Economics of Entrepreneuring
Imagine a $2,000 car… or a $100 laptop… or a $70 iPhone… or imagine any product ten times cheaper than it was.
Imagine the fundamental market change that would bring.
Imagine the amount of demand there would be for that $2,000 car or $100 laptop or $70 iPhone.
That’s what Elon Musk imagined 15 years ago when he sat on a pile of $165 million dollars.
Elon Musk’s businesses are all centered around some the most basic principles of economics out there. When he starts a business, he’s not necessarily trying to do something new, he’s trying to do something right. Musk made most of his early fortune through his involvement with PayPal.
In 1999 he founded a company called X.com which was quickly bought by Confinity—the creators of PayPal—so when PayPal was bought by eBay in 2002, Musk’s 11.7% ownership of the company translated to $165 million dollars.
Elon Musk has always been deeply passionate about space exploration and, as anyone knows, public interest in space has been falling since the Apollo era. Therefore, Musk’s plan with his newfound fortune was to launch a rocket to mars carrying a small greenhouse that would grow plants on the surface of the red planet.

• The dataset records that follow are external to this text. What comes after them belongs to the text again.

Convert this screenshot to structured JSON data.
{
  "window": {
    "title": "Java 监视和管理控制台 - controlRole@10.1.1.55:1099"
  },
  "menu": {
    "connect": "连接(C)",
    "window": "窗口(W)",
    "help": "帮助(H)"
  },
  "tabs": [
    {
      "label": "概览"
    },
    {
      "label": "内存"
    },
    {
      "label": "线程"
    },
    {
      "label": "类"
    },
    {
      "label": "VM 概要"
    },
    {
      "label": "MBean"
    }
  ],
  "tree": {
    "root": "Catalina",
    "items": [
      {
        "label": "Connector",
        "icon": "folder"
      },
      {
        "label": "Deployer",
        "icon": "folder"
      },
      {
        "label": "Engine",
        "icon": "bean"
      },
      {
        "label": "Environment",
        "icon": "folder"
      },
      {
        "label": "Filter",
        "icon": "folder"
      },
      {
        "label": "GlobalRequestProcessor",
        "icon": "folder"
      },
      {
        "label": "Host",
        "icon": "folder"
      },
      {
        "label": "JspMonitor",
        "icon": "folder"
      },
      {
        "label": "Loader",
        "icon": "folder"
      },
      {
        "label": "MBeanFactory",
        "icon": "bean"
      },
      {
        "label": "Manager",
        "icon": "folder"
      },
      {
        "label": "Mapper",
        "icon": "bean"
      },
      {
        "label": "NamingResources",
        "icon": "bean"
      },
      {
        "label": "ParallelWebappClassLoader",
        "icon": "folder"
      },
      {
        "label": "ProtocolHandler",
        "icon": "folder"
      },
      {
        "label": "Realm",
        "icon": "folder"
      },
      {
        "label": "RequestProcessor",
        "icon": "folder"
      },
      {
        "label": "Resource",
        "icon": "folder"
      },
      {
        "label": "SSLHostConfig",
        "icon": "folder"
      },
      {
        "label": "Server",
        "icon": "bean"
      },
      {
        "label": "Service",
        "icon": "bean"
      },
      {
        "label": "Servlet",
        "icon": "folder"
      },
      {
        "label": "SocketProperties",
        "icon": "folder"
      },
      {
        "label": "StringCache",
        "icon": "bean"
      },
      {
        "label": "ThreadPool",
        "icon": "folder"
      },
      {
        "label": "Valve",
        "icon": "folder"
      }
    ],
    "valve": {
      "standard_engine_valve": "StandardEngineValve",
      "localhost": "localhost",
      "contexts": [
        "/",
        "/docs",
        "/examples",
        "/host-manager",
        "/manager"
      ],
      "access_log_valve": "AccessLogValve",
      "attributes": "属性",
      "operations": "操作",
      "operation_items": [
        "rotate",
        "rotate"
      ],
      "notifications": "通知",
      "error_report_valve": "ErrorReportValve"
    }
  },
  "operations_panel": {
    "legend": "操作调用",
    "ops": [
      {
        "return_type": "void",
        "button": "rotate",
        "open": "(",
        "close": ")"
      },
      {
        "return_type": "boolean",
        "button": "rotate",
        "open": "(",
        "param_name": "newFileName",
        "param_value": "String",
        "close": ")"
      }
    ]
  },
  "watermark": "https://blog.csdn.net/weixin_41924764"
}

Basically, he wanted to take all his money and put it into a big publicity stunt for space exploration.
But he had a problem—it was too expensive. The cost of launches was absolutely immense and, even when Musk tried to buy decommissioned Russian ICBM’s, he couldn’t find a way to pull off the project, but he had discovered something.
The space launch industry was ripe for disruption. Here’s Joseph, the economics expert from Real Life Lore to explain why … (see the video)

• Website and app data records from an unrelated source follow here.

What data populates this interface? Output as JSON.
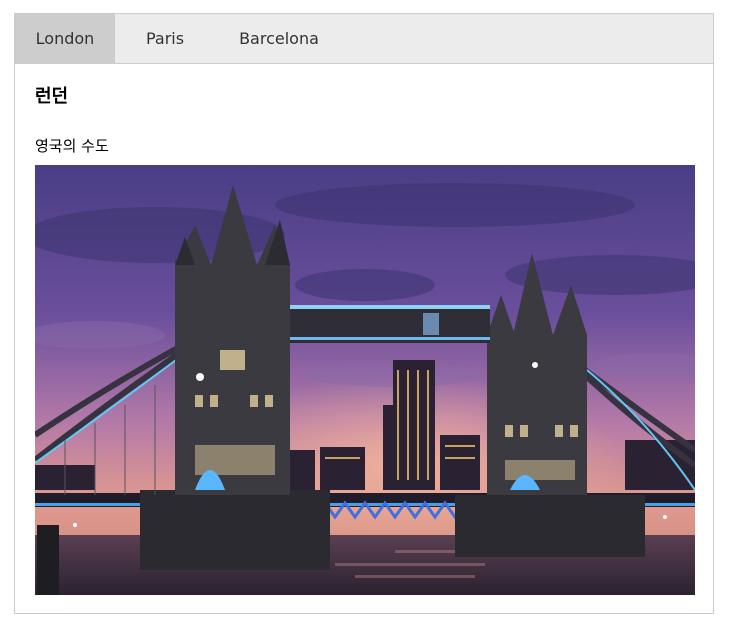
{
  "tabs": [
    {
      "label": "London",
      "active": true
    },
    {
      "label": "Paris",
      "active": false
    },
    {
      "label": "Barcelona",
      "active": false
    }
  ],
  "content": {
    "title": "런던",
    "caption": "영국의 수도"
  },
  "colors": {
    "tabbar_bg": "#ececec",
    "active_tab_bg": "#cdcdcd",
    "border": "#cccccc"
  }
}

Tesla’s economic strategy is fairly similar to SpaceX’s.
Tesla themselves makes about 80% of the 5,300 parts in a Tesla car, but for the most part they don’t make these, the batteries, at least yet. Batteries are very difficult to make at a competitive price so very few companies do.

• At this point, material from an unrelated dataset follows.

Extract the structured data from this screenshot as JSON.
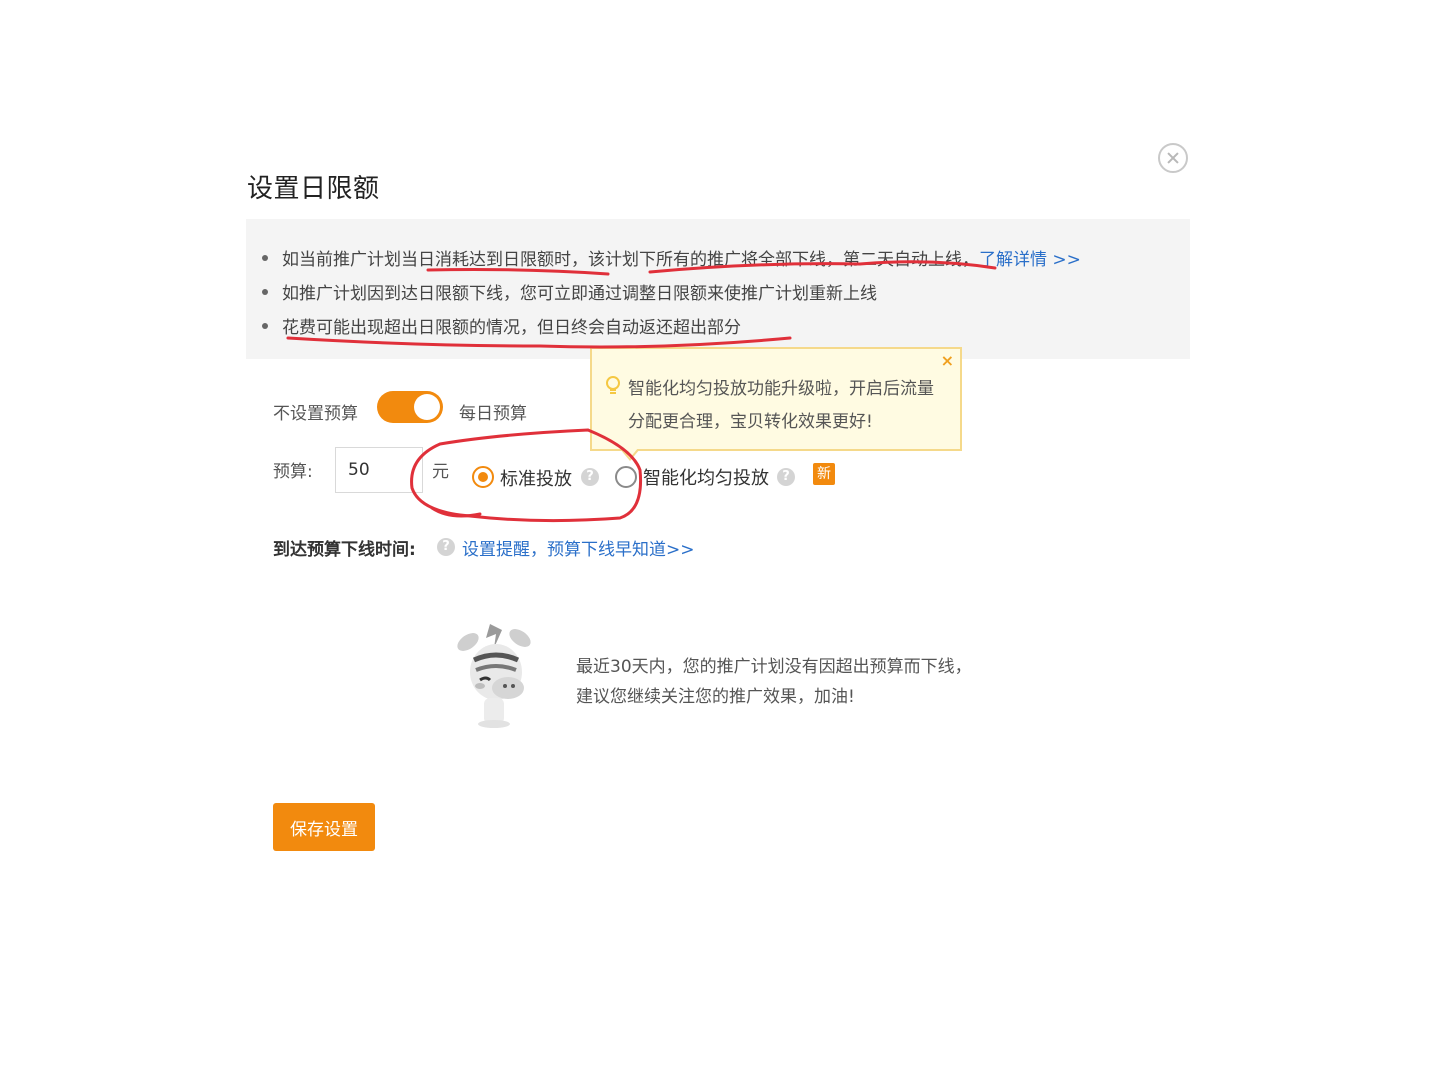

The largest three manufacturers—Panasonic, BYD, and LG Chem—make a combined 63% of the world’s batteries. Tesla, therefore, has historically just bought batteries from Panasonic at a cost of about $200 per kWh. But that means that Tesla’s smallest battery pack, the 50 kWh version, costs $10,000 dollars just in components. When you’re trying to sell a $35,000 dollar car and make a profit, that’s a significant cost that can be reduced.
Therefore, Tesla is attempting to reduce the cost of their batteries by 30% by building their own factory in a joint-venture with Panasonic.
Their long-term goal, however, is to … (See video).
For example, the Tesla Model 3, the low-cost Tesla, is built using steel instead of aluminum like the Model S and X. With this change, the manufacturer is having troubles properly welding the vehicle bodies together and so the entire production line is slowed down massively.
But there’s something else unique about SpaceX and Tesla’s production lines—they’re in the US. Now this probably seems counterintuitive—why would you put the production lines of two companies working to make the least expensive products on the market in one of the most expensive labor markets in the world? Almost every US company has relocated their production lines to cheaper labor markets in Asia and Africa but Musk has always had his in the US.
Believe it or not, this isn’t a PR move. It actually makes sense for the two companies …
While China might be able to build Tesla cars at the same price by using cheaper human labor, Tesla’s US factory is just miles away from its headquarters in Palo Alto meaning that the executive, development, and production staff are all heavily integrated and can make changes fast. SpaceX even takes this a step further.
SpaceX’s long-term goal is to … (See video)